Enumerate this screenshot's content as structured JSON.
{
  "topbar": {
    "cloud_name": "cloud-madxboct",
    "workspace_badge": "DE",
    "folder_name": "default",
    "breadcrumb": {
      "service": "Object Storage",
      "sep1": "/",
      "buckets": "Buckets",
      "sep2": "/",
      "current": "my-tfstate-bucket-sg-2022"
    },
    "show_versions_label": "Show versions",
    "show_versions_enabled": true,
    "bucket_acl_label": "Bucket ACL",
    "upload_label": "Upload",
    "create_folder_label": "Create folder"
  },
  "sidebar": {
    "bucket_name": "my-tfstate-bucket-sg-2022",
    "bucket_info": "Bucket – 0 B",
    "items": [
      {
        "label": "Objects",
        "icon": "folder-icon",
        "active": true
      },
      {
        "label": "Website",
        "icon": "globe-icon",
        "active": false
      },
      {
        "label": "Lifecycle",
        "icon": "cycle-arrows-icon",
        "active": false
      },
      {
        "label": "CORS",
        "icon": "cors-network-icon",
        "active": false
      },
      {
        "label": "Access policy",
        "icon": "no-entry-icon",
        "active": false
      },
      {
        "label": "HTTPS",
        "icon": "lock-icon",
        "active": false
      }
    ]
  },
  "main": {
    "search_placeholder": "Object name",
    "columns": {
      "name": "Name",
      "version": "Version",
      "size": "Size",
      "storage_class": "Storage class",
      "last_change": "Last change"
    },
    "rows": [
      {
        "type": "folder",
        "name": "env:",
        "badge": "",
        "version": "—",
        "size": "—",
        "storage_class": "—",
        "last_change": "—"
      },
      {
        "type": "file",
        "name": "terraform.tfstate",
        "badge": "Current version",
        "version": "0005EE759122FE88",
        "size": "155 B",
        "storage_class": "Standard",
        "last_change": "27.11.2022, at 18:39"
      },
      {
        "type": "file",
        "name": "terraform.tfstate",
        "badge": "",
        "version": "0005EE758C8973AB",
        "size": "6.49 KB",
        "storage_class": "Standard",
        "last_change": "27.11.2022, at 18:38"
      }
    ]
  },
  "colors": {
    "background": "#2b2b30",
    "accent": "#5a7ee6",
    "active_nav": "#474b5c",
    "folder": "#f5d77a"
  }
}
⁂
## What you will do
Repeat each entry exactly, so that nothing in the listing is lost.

## Result of this task
Enumerate this screenshot's content as structured JSON.
{
  "topbar": {
    "cloud_name": "cloud-madxboct",
    "workspace_badge": "DE",
    "folder_name": "default",
    "breadcrumb": {
      "service": "Object Storage",
      "sep1": "/",
      "buckets": "Buckets",
      "sep2": "/",
      "current": "my-tfstate-bucket-sg-2022"
    },
    "show_versions_label": "Show versions",
    "show_versions_enabled": true,
    "bucket_acl_label": "Bucket ACL",
    "upload_label": "Upload",
    "create_folder_label": "Create folder"
  },
  "sidebar": {
    "bucket_name": "my-tfstate-bucket-sg-2022",
    "bucket_info": "Bucket – 0 B",
    "items": [
      {
        "label": "Objects",
        "icon": "folder-icon",
        "active": true
      },
      {
        "label": "Website",
        "icon": "globe-icon",
        "active": false
      },
      {
        "label": "Lifecycle",
        "icon": "cycle-arrows-icon",
        "active": false
      },
      {
        "label": "CORS",
        "icon": "cors-network-icon",
        "active": false
      },
      {
        "label": "Access policy",
        "icon": "no-entry-icon",
        "active": false
      },
      {
        "label": "HTTPS",
        "icon": "lock-icon",
        "active": false
      }
    ]
  },
  "main": {
    "search_placeholder": "Object name",
    "columns": {
      "name": "Name",
      "version": "Version",
      "size": "Size",
      "storage_class": "Storage class",
      "last_change": "Last change"
    },
    "rows": [
      {
        "type": "folder",
        "name": "env:",
        "badge": "",
        "version": "—",
        "size": "—",
        "storage_class": "—",
        "last_change": "—"
      },
      {
        "type": "file",
        "name": "terraform.tfstate",
        "badge": "Current version",
        "version": "0005EE759122FE88",
        "size": "155 B",
        "storage_class": "Standard",
        "last_change": "27.11.2022, at 18:39"
      },
      {
        "type": "file",
        "name": "terraform.tfstate",
        "badge": "",
        "version": "0005EE758C8973AB",
        "size": "6.49 KB",
        "storage_class": "Standard",
        "last_change": "27.11.2022, at 18:38"
      }
    ]
  },
  "colors": {
    "background": "#2b2b30",
    "accent": "#5a7ee6",
    "active_nav": "#474b5c",
    "folder": "#f5d77a"
  }
}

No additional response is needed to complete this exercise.